- **AIM OF THE TASK**: Keeping each word and mark in place, write out the full listing once more.

-- RECORDS SUPPLIED follows --

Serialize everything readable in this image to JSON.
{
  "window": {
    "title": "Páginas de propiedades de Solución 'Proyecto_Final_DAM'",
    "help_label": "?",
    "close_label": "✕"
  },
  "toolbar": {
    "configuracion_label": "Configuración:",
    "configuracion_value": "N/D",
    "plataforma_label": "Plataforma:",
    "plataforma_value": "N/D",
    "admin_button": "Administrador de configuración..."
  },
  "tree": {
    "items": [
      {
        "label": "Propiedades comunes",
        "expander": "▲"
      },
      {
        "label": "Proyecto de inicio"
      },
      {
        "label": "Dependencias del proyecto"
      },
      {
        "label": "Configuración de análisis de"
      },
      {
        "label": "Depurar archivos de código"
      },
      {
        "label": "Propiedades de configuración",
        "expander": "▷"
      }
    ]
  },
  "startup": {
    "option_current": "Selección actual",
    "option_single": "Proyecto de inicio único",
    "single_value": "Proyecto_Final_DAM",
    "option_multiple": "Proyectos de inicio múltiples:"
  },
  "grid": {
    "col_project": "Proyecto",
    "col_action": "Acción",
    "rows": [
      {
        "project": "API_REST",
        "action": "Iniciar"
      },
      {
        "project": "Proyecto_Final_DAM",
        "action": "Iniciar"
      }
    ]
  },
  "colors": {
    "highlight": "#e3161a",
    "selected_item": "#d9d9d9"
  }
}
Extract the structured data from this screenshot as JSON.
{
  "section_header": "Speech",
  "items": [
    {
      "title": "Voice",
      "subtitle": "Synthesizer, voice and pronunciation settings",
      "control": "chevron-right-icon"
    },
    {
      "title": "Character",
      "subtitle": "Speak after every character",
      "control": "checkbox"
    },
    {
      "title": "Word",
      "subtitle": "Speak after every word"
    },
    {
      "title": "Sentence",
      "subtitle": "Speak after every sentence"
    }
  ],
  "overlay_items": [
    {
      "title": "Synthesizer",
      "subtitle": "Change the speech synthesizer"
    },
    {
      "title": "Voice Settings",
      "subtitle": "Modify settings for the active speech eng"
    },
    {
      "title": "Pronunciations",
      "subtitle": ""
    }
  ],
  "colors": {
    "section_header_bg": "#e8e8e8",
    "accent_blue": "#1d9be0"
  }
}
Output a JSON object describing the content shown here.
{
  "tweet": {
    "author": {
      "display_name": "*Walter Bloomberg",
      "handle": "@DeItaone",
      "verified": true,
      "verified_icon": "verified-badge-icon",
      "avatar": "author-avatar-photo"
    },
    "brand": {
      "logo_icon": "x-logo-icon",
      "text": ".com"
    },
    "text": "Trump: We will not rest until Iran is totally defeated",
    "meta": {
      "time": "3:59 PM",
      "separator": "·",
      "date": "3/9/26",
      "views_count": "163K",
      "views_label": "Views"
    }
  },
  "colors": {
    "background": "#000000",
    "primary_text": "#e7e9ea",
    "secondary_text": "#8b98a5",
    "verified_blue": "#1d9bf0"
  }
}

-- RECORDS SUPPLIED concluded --

- **TASK SOLUTION**:
Serialize everything readable in this image to JSON.
{
  "window": {
    "title": "Páginas de propiedades de Solución 'Proyecto_Final_DAM'",
    "help_label": "?",
    "close_label": "✕"
  },
  "toolbar": {
    "configuracion_label": "Configuración:",
    "configuracion_value": "N/D",
    "plataforma_label": "Plataforma:",
    "plataforma_value": "N/D",
    "admin_button": "Administrador de configuración..."
  },
  "tree": {
    "items": [
      {
        "label": "Propiedades comunes",
        "expander": "▲"
      },
      {
        "label": "Proyecto de inicio"
      },
      {
        "label": "Dependencias del proyecto"
      },
      {
        "label": "Configuración de análisis de"
      },
      {
        "label": "Depurar archivos de código"
      },
      {
        "label": "Propiedades de configuración",
        "expander": "▷"
      }
    ]
  },
  "startup": {
    "option_current": "Selección actual",
    "option_single": "Proyecto de inicio único",
    "single_value": "Proyecto_Final_DAM",
    "option_multiple": "Proyectos de inicio múltiples:"
  },
  "grid": {
    "col_project": "Proyecto",
    "col_action": "Acción",
    "rows": [
      {
        "project": "API_REST",
        "action": "Iniciar"
      },
      {
        "project": "Proyecto_Final_DAM",
        "action": "Iniciar"
      }
    ]
  },
  "colors": {
    "highlight": "#e3161a",
    "selected_item": "#d9d9d9"
  }
}
Extract the structured data from this screenshot as JSON.
{
  "section_header": "Speech",
  "items": [
    {
      "title": "Voice",
      "subtitle": "Synthesizer, voice and pronunciation settings",
      "control": "chevron-right-icon"
    },
    {
      "title": "Character",
      "subtitle": "Speak after every character",
      "control": "checkbox"
    },
    {
      "title": "Word",
      "subtitle": "Speak after every word"
    },
    {
      "title": "Sentence",
      "subtitle": "Speak after every sentence"
    }
  ],
  "overlay_items": [
    {
      "title": "Synthesizer",
      "subtitle": "Change the speech synthesizer"
    },
    {
      "title": "Voice Settings",
      "subtitle": "Modify settings for the active speech eng"
    },
    {
      "title": "Pronunciations",
      "subtitle": ""
    }
  ],
  "colors": {
    "section_header_bg": "#e8e8e8",
    "accent_blue": "#1d9be0"
  }
}
Output a JSON object describing the content shown here.
{
  "tweet": {
    "author": {
      "display_name": "*Walter Bloomberg",
      "handle": "@DeItaone",
      "verified": true,
      "verified_icon": "verified-badge-icon",
      "avatar": "author-avatar-photo"
    },
    "brand": {
      "logo_icon": "x-logo-icon",
      "text": ".com"
    },
    "text": "Trump: We will not rest until Iran is totally defeated",
    "meta": {
      "time": "3:59 PM",
      "separator": "·",
      "date": "3/9/26",
      "views_count": "163K",
      "views_label": "Views"
    }
  },
  "colors": {
    "background": "#000000",
    "primary_text": "#e7e9ea",
    "secondary_text": "#8b98a5",
    "verified_blue": "#1d9bf0"
  }
}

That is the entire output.